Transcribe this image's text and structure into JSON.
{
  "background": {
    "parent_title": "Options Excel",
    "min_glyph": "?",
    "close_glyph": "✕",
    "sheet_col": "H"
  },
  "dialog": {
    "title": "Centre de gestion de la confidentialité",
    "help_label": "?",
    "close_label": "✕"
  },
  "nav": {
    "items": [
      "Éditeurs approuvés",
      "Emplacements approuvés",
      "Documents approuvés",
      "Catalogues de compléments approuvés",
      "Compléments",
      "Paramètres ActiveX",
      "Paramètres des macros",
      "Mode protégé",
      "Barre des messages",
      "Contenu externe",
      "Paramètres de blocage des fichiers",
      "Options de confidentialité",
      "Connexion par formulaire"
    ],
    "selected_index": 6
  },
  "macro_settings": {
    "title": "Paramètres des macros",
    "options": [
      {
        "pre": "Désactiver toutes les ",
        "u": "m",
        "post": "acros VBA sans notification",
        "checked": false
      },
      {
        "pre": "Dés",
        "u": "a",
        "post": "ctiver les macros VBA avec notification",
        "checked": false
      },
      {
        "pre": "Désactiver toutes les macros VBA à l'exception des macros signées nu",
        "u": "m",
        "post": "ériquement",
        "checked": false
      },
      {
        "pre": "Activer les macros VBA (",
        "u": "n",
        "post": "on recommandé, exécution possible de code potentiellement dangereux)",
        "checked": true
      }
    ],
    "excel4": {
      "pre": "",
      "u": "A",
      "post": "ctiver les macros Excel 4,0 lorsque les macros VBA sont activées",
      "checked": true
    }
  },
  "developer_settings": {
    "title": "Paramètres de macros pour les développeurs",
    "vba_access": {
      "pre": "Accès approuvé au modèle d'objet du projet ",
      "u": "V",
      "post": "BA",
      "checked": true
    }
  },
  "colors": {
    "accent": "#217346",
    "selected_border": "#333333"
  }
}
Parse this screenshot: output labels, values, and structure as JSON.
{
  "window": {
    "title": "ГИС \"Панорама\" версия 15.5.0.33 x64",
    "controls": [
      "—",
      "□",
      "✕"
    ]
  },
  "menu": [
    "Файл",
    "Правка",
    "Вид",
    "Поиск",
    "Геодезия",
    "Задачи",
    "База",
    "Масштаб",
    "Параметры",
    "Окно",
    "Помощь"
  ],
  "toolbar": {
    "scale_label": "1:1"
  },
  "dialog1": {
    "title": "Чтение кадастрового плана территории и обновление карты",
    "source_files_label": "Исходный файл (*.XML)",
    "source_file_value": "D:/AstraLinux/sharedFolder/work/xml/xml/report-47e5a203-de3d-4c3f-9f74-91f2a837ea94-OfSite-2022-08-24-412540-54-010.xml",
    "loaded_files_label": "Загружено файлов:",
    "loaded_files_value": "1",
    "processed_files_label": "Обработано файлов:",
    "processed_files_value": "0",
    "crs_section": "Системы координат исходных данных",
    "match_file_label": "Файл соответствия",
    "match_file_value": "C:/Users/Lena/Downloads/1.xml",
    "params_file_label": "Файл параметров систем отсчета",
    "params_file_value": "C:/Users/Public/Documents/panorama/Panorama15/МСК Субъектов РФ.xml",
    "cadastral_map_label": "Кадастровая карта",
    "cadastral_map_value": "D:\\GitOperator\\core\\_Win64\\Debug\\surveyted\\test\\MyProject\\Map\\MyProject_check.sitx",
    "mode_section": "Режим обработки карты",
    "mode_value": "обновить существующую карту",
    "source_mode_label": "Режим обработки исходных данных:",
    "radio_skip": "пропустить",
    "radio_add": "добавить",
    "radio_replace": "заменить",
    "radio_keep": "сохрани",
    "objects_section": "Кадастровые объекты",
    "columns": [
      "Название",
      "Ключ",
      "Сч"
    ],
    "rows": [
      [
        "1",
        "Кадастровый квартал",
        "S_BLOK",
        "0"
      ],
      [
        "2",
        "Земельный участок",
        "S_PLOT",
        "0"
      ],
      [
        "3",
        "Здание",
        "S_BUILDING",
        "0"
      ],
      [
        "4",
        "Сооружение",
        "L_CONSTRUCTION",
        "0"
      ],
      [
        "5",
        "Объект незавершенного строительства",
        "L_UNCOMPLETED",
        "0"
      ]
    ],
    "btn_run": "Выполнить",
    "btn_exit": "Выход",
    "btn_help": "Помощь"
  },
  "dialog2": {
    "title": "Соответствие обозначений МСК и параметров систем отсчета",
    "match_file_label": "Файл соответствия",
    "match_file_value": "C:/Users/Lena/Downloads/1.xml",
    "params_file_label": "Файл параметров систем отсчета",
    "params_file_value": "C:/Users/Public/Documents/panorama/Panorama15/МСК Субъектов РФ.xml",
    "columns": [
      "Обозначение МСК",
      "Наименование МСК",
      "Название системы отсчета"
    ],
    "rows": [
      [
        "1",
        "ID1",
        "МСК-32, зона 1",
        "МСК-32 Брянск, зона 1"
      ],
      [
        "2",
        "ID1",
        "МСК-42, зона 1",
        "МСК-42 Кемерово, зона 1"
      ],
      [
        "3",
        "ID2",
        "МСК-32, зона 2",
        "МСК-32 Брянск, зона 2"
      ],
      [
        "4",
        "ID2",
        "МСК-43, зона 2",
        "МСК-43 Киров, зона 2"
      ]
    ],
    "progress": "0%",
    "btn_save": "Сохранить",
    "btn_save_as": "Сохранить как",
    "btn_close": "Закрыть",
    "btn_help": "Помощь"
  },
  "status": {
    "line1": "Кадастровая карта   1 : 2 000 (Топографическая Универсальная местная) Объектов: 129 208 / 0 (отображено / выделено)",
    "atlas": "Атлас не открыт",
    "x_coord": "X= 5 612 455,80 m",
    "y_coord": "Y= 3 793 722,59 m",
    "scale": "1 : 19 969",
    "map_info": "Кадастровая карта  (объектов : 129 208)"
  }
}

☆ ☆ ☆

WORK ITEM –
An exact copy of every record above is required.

RESPONSE TO THIS TASK –
Transcribe this image's text and structure into JSON.
{
  "background": {
    "parent_title": "Options Excel",
    "min_glyph": "?",
    "close_glyph": "✕",
    "sheet_col": "H"
  },
  "dialog": {
    "title": "Centre de gestion de la confidentialité",
    "help_label": "?",
    "close_label": "✕"
  },
  "nav": {
    "items": [
      "Éditeurs approuvés",
      "Emplacements approuvés",
      "Documents approuvés",
      "Catalogues de compléments approuvés",
      "Compléments",
      "Paramètres ActiveX",
      "Paramètres des macros",
      "Mode protégé",
      "Barre des messages",
      "Contenu externe",
      "Paramètres de blocage des fichiers",
      "Options de confidentialité",
      "Connexion par formulaire"
    ],
    "selected_index": 6
  },
  "macro_settings": {
    "title": "Paramètres des macros",
    "options": [
      {
        "pre": "Désactiver toutes les ",
        "u": "m",
        "post": "acros VBA sans notification",
        "checked": false
      },
      {
        "pre": "Dés",
        "u": "a",
        "post": "ctiver les macros VBA avec notification",
        "checked": false
      },
      {
        "pre": "Désactiver toutes les macros VBA à l'exception des macros signées nu",
        "u": "m",
        "post": "ériquement",
        "checked": false
      },
      {
        "pre": "Activer les macros VBA (",
        "u": "n",
        "post": "on recommandé, exécution possible de code potentiellement dangereux)",
        "checked": true
      }
    ],
    "excel4": {
      "pre": "",
      "u": "A",
      "post": "ctiver les macros Excel 4,0 lorsque les macros VBA sont activées",
      "checked": true
    }
  },
  "developer_settings": {
    "title": "Paramètres de macros pour les développeurs",
    "vba_access": {
      "pre": "Accès approuvé au modèle d'objet du projet ",
      "u": "V",
      "post": "BA",
      "checked": true
    }
  },
  "colors": {
    "accent": "#217346",
    "selected_border": "#333333"
  }
}
Parse this screenshot: output labels, values, and structure as JSON.
{
  "window": {
    "title": "ГИС \"Панорама\" версия 15.5.0.33 x64",
    "controls": [
      "—",
      "□",
      "✕"
    ]
  },
  "menu": [
    "Файл",
    "Правка",
    "Вид",
    "Поиск",
    "Геодезия",
    "Задачи",
    "База",
    "Масштаб",
    "Параметры",
    "Окно",
    "Помощь"
  ],
  "toolbar": {
    "scale_label": "1:1"
  },
  "dialog1": {
    "title": "Чтение кадастрового плана территории и обновление карты",
    "source_files_label": "Исходный файл (*.XML)",
    "source_file_value": "D:/AstraLinux/sharedFolder/work/xml/xml/report-47e5a203-de3d-4c3f-9f74-91f2a837ea94-OfSite-2022-08-24-412540-54-010.xml",
    "loaded_files_label": "Загружено файлов:",
    "loaded_files_value": "1",
    "processed_files_label": "Обработано файлов:",
    "processed_files_value": "0",
    "crs_section": "Системы координат исходных данных",
    "match_file_label": "Файл соответствия",
    "match_file_value": "C:/Users/Lena/Downloads/1.xml",
    "params_file_label": "Файл параметров систем отсчета",
    "params_file_value": "C:/Users/Public/Documents/panorama/Panorama15/МСК Субъектов РФ.xml",
    "cadastral_map_label": "Кадастровая карта",
    "cadastral_map_value": "D:\\GitOperator\\core\\_Win64\\Debug\\surveyted\\test\\MyProject\\Map\\MyProject_check.sitx",
    "mode_section": "Режим обработки карты",
    "mode_value": "обновить существующую карту",
    "source_mode_label": "Режим обработки исходных данных:",
    "radio_skip": "пропустить",
    "radio_add": "добавить",
    "radio_replace": "заменить",
    "radio_keep": "сохрани",
    "objects_section": "Кадастровые объекты",
    "columns": [
      "Название",
      "Ключ",
      "Сч"
    ],
    "rows": [
      [
        "1",
        "Кадастровый квартал",
        "S_BLOK",
        "0"
      ],
      [
        "2",
        "Земельный участок",
        "S_PLOT",
        "0"
      ],
      [
        "3",
        "Здание",
        "S_BUILDING",
        "0"
      ],
      [
        "4",
        "Сооружение",
        "L_CONSTRUCTION",
        "0"
      ],
      [
        "5",
        "Объект незавершенного строительства",
        "L_UNCOMPLETED",
        "0"
      ]
    ],
    "btn_run": "Выполнить",
    "btn_exit": "Выход",
    "btn_help": "Помощь"
  },
  "dialog2": {
    "title": "Соответствие обозначений МСК и параметров систем отсчета",
    "match_file_label": "Файл соответствия",
    "match_file_value": "C:/Users/Lena/Downloads/1.xml",
    "params_file_label": "Файл параметров систем отсчета",
    "params_file_value": "C:/Users/Public/Documents/panorama/Panorama15/МСК Субъектов РФ.xml",
    "columns": [
      "Обозначение МСК",
      "Наименование МСК",
      "Название системы отсчета"
    ],
    "rows": [
      [
        "1",
        "ID1",
        "МСК-32, зона 1",
        "МСК-32 Брянск, зона 1"
      ],
      [
        "2",
        "ID1",
        "МСК-42, зона 1",
        "МСК-42 Кемерово, зона 1"
      ],
      [
        "3",
        "ID2",
        "МСК-32, зона 2",
        "МСК-32 Брянск, зона 2"
      ],
      [
        "4",
        "ID2",
        "МСК-43, зона 2",
        "МСК-43 Киров, зона 2"
      ]
    ],
    "progress": "0%",
    "btn_save": "Сохранить",
    "btn_save_as": "Сохранить как",
    "btn_close": "Закрыть",
    "btn_help": "Помощь"
  },
  "status": {
    "line1": "Кадастровая карта   1 : 2 000 (Топографическая Универсальная местная) Объектов: 129 208 / 0 (отображено / выделено)",
    "atlas": "Атлас не открыт",
    "x_coord": "X= 5 612 455,80 m",
    "y_coord": "Y= 3 793 722,59 m",
    "scale": "1 : 19 969",
    "map_info": "Кадастровая карта  (объектов : 129 208)"
  }
}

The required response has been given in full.